• Give IV rtPA, even if considering intra-arterial management
• Early intra-arterial fibrinolysis in select patients at qualified facility
• Outcomes with mechanical thrombectomy devices not fully established but can be useful in achieving recanalization in select patients
• Stent retrievers preferred to coil devices; Penumbra System® vs stent retrievers not yet characterized
• Emergent intracranial angioplasty and/or shunting not recommended
The Bottom Line: Two mechanical embolectomy trials in acute stroke published in 2012, SWIFT and TREVO 2, support the use of stent retriever devices over the use of the Merci Retriever®.
Unchanged: IV rtPA should be administered to eligible patients even if intra-arterial interventions are being considered.
Revised: Select patients with MCA strokes of < 6 hours duration who are not IV rtPA candidates can benefit from intra-arterial fibrinolysis, which should be administered at an experienced stroke center with rapid cerebral angiography capabilities and defined qualification criteria. Though their ultimate impact on patient outcomes has yet to be determined, the Merci, Penumbra System, Solitaire™ FR, and Trevo® devices can be useful in recanalizing the occluded artery, either alone or in combination with pharmacologic fibrinolysis. Intra-arterial fibrinolysis or mechanical thrombectomy can be considered in patients unqualified for IV fibrinolysis.
New: Minimizing delays in administering intra-arterial fibrinolysis improves outcomes. Stent retrievers such as Solitaire FR and Trevo are preferred to coil retrievers such as Merci, whereas the effectiveness of the Penumbra System vs stent retrievers is, as of the new guideline's publication, not yet determined. In patients with a large artery stroke who have not responded to IV fibrinolysis, intra-arterial fibrinolysis and mechanical thrombectomy are reasonable approaches.
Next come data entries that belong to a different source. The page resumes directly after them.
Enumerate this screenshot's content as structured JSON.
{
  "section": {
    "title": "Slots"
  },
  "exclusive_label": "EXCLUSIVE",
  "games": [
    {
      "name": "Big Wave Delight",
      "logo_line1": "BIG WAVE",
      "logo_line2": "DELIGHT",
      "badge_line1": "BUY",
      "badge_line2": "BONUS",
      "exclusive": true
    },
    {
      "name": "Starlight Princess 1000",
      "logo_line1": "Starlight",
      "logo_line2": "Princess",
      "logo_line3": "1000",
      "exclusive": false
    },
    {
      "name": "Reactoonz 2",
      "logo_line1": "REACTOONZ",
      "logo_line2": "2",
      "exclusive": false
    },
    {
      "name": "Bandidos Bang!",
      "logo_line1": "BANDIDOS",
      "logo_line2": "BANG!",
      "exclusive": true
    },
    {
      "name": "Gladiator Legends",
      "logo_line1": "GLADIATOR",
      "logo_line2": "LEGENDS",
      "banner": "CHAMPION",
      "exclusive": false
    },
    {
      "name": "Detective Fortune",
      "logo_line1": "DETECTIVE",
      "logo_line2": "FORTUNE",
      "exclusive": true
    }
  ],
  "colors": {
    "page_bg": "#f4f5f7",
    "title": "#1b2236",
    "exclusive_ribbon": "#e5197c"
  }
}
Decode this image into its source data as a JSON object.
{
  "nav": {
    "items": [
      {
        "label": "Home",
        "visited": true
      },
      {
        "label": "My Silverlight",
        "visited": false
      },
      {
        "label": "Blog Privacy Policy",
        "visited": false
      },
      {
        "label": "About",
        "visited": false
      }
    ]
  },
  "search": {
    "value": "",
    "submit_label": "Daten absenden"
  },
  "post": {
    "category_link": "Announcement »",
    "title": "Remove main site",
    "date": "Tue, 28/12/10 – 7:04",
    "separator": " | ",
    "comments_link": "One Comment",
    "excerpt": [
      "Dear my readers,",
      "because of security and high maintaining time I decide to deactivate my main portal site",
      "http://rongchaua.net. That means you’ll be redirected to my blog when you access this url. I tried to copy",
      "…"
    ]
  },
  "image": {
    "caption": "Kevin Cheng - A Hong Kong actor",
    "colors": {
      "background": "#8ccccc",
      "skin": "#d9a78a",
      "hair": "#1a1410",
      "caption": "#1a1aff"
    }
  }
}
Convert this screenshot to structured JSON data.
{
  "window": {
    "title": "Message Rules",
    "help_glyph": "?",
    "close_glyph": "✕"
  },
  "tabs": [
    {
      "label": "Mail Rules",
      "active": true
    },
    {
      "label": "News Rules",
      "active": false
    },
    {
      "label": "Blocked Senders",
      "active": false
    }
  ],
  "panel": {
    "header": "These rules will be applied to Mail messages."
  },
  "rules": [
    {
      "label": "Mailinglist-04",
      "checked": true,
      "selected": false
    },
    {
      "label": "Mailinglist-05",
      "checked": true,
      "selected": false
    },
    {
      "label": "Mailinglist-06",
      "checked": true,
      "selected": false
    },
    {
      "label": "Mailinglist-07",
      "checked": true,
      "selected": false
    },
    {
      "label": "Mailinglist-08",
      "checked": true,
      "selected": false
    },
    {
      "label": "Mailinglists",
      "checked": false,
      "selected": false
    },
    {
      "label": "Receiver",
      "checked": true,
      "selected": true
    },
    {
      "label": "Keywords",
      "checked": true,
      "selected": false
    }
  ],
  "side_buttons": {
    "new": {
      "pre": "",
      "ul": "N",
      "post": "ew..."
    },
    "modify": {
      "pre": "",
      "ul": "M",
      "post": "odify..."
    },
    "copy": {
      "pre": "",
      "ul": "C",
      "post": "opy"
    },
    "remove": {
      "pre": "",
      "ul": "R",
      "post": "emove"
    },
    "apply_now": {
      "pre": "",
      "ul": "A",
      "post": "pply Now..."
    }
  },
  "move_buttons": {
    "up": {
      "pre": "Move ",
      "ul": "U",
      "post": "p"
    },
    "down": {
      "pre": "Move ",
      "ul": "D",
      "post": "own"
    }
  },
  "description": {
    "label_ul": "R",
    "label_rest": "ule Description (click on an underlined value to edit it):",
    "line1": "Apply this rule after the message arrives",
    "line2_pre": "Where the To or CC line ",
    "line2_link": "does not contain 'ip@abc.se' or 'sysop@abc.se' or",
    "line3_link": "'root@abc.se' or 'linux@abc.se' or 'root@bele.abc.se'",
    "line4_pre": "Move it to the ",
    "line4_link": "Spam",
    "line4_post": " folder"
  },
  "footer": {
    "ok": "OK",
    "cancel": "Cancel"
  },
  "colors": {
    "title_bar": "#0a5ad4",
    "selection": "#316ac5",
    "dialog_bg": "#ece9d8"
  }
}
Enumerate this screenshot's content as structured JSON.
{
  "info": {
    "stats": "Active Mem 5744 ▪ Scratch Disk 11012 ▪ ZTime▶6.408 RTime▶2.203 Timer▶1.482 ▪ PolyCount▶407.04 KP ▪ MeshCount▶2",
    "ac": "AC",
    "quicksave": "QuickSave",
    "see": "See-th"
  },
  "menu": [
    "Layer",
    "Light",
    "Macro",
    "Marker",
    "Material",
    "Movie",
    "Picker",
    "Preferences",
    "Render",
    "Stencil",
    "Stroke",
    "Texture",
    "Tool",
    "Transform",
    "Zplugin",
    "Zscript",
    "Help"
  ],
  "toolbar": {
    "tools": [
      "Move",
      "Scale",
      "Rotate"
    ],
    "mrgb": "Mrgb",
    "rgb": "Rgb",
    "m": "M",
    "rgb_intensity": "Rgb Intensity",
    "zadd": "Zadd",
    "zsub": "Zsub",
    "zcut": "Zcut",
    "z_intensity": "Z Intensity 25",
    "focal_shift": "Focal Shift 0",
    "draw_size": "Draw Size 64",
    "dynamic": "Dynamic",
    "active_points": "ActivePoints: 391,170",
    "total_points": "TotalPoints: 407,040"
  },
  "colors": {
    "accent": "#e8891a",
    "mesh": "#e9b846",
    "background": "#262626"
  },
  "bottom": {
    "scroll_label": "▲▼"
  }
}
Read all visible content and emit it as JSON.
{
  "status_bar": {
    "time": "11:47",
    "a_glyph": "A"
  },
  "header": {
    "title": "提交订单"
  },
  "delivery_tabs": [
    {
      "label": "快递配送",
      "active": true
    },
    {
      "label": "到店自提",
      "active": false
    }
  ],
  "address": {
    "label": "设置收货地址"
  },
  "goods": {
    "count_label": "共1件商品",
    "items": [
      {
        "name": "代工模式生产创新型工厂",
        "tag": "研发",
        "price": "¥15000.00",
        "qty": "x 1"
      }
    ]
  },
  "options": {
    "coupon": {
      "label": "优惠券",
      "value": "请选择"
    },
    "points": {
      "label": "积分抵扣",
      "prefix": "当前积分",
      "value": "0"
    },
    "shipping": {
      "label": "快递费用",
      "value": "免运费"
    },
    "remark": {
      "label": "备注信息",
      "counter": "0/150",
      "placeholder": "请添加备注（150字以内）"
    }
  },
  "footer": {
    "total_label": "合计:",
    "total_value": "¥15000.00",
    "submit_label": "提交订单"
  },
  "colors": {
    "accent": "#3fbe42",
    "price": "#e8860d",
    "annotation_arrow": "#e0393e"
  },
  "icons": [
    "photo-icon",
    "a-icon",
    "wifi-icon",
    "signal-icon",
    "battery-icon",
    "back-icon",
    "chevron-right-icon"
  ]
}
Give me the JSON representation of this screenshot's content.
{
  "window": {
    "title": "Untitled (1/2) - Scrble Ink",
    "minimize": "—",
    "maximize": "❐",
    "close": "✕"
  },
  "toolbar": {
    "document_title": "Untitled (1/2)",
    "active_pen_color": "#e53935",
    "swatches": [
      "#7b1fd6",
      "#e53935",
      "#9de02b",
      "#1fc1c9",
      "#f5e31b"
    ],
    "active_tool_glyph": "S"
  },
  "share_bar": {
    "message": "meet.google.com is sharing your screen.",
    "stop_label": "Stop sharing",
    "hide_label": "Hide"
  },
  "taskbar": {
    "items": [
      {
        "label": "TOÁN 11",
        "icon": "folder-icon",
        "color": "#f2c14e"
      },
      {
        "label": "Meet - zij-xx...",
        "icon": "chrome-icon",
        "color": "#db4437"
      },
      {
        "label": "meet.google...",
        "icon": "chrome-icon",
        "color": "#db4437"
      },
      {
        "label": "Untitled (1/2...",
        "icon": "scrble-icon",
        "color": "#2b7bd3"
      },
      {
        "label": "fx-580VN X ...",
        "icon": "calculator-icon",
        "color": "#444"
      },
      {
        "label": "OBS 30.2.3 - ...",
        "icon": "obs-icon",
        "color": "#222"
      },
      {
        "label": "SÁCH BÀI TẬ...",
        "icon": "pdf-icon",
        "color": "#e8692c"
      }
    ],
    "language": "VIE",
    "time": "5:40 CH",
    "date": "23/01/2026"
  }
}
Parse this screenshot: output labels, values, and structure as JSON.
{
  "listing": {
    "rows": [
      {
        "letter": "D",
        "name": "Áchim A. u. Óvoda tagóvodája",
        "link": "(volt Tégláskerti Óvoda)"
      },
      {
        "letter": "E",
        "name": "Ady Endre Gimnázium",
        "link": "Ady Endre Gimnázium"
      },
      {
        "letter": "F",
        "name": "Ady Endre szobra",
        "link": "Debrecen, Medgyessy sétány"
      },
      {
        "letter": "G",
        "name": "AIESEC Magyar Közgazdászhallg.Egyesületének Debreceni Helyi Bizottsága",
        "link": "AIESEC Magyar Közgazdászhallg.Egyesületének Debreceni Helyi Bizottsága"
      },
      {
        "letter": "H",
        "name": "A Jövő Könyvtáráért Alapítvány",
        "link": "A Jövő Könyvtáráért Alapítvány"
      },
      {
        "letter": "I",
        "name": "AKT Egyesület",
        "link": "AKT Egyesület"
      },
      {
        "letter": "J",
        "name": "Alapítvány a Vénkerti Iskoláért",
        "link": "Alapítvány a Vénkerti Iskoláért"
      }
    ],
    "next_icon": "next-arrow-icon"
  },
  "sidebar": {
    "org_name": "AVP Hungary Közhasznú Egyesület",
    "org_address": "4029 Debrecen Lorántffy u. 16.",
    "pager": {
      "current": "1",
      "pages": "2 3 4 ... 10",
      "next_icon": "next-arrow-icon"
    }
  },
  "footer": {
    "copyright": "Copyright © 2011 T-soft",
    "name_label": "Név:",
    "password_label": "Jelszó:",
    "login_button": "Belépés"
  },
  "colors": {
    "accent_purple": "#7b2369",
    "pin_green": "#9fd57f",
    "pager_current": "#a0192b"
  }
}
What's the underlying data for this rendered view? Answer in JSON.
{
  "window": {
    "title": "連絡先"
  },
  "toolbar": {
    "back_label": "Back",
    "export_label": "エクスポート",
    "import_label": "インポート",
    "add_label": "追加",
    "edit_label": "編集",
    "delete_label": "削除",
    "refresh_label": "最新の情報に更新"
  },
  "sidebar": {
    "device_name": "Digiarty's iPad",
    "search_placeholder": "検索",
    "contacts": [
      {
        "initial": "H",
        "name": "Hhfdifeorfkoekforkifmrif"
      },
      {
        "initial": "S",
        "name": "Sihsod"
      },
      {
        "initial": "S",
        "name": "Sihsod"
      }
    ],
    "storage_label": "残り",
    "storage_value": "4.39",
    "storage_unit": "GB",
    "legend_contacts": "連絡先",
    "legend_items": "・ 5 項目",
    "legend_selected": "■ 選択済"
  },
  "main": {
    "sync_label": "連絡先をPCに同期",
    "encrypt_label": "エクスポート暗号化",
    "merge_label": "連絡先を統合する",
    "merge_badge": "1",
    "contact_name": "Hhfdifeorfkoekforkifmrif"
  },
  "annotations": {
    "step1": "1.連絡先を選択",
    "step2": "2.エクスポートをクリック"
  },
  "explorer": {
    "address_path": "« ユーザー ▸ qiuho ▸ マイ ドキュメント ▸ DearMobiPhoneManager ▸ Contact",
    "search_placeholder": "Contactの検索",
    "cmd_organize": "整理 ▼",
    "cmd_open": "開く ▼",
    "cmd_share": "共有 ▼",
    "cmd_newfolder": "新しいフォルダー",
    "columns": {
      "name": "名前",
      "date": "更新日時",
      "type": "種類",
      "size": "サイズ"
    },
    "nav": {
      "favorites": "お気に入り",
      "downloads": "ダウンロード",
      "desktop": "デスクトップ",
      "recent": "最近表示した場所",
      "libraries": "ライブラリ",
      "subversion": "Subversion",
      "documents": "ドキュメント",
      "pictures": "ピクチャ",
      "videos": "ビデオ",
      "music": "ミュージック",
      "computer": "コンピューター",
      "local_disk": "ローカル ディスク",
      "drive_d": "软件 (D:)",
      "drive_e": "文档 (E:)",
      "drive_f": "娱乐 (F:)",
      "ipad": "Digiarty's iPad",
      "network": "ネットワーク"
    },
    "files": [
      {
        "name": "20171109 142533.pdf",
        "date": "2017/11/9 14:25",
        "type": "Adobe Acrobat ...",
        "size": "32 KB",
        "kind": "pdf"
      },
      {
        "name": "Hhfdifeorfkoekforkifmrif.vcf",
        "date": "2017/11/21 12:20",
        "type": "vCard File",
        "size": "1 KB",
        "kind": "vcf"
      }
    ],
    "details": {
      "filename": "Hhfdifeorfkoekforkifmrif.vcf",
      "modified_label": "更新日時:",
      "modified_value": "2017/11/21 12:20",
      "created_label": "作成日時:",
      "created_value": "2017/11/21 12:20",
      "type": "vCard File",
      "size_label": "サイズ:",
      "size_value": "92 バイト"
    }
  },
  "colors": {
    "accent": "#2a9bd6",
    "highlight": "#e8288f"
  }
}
Emergent intracranial angioplasty and/or shunting do not have proven usefulness, nor does the use of these approaches in the extracranial carotid or vertebral arteries in unselected patients.